After over 20 years in the business, Jay Leno is leaving (for real this time) his spot as the host of The Tonight Show. Jimmy Fallon, who currently hosts Late Night, was recently announced as his successor. The show will move back from LA to 30 Rock in NYC, and will be produced by Lorne Michaels, the long-time executive producer of Saturday Night Live, where Fallon was once a regular cast member. For weeks, rumors circulated about who would take the throne of late night television, but the choice of Fallon was solidified when Leno and Fallon made a video that went viral on YouTube. The video, a parody on the song "Tonight" from West Side Story, explained that Leno was stepping down peacefully, wishing Fallon the best of luck in taking over the famed position. Fallon will now be the sixth host of The Tonight Show, following in the footsteps of not only Leno, but also Johnny Carson. He's got big shoes to fill. Can he do it?
Fallon is one of the newcomers to the late night hosting game. He, along with a few others that are part of the new wave of hosts, aim to garner interest from the younger generation. Older hosts such as Jay Leno and David Letterman are household names, but they don't really present as much of a draw or appeal like they used to to new audiences. They are more for our parents' generation as opposed to our own. But now, hosts such as Jimmy Fallon, Jimmy Kimmel, and Conan O'Brien are becoming more prominent, gaining popularity with the 18-49 year old demographic.

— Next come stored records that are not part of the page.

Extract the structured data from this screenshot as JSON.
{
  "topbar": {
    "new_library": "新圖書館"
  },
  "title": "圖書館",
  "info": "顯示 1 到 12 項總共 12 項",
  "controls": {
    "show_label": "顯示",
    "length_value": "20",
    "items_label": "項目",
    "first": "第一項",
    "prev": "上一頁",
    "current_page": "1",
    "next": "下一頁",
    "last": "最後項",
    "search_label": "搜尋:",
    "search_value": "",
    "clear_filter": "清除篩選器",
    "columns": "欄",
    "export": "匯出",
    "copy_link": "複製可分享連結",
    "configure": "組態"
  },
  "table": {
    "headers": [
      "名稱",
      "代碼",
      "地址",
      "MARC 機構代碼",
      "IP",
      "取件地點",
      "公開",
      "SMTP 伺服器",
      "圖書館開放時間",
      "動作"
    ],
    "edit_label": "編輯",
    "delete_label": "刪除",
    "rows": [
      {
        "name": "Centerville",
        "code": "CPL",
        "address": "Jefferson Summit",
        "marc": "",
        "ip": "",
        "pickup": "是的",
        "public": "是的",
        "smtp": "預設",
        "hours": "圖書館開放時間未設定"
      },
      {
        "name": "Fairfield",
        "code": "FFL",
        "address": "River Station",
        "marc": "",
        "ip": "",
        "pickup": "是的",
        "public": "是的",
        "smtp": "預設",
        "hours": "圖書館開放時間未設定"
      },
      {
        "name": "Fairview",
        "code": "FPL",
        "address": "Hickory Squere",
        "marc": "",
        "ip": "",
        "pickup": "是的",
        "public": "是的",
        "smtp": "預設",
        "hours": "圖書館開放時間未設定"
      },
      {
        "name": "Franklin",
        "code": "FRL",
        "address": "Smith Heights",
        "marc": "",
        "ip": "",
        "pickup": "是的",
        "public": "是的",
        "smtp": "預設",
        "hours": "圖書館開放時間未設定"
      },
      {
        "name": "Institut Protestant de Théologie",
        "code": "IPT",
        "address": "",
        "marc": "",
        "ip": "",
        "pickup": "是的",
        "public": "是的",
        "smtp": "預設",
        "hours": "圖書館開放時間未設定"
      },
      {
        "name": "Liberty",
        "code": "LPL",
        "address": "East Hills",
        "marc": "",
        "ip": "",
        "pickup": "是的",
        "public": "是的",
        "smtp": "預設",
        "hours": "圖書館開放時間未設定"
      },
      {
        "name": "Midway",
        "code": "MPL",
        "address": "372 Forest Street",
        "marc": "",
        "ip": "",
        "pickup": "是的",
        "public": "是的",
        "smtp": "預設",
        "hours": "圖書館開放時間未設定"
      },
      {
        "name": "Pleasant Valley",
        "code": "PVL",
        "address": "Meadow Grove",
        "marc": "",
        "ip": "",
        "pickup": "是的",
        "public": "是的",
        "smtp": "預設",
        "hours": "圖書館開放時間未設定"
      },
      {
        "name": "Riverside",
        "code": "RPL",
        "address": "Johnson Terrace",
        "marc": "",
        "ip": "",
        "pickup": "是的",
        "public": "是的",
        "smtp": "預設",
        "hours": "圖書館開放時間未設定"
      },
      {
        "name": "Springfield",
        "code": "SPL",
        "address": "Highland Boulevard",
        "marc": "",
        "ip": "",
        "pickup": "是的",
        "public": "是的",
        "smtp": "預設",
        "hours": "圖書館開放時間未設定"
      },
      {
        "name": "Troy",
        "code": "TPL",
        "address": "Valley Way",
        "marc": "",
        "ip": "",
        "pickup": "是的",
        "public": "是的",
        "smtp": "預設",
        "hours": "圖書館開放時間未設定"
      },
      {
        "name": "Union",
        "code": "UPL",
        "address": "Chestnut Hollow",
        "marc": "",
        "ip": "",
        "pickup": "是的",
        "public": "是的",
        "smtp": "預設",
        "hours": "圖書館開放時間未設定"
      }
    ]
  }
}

These new hosts have a new style. They bring with them a sense of comedy that the older generation does not seem to possess. Young viewers finds these hosts funnier and more relatable than their predecessors. The new hosts feature more Saturday Night Live type sketches on their shows, as opposed to just having celebrities come in to promote new movies. This new form of hosting draws in the younger viewers, making the hosts themselves as appealing as the celebrity guests they feature.
Speaking of the guests, the younger hosts seem to have a lot more interviewees that the younger generation wants to see. At the coaxing of the hosts, the celebrity guests do crazy and wacky things in addition to answering questions. This is a contrast to the traditions of the older hosts, who just seemed to plop them in a chair and interrogate them uncomfortably until their ten minutes on air were up.
I'm certainly not complaining about the old hosts, however. My parents still watch David Letterman every night, in addition to owning the t-shirts and visiting the deli next to his studio. Letterman has some pretty famous guests on his show, and even though the conversation can sometimes be uncomfortable, it's a classic and enjoyable to watch.
That doesn't stop me from liking the new hosts though. As time progresses, television evolves, breathing new life into the old standards with fresh new hosts. I have no doubt that Jimmy Fallon can uphold The Tonight Show name, and I'm sure that by the time I'm old and have children of my own, his name, too, will be falling into the history books.
Natalie Hamil is a Writing, Literature and Publishing major at Emerson College. She enjoys skimming bookstore shelves, watching the sun rise, and wearing bright/patterned pants.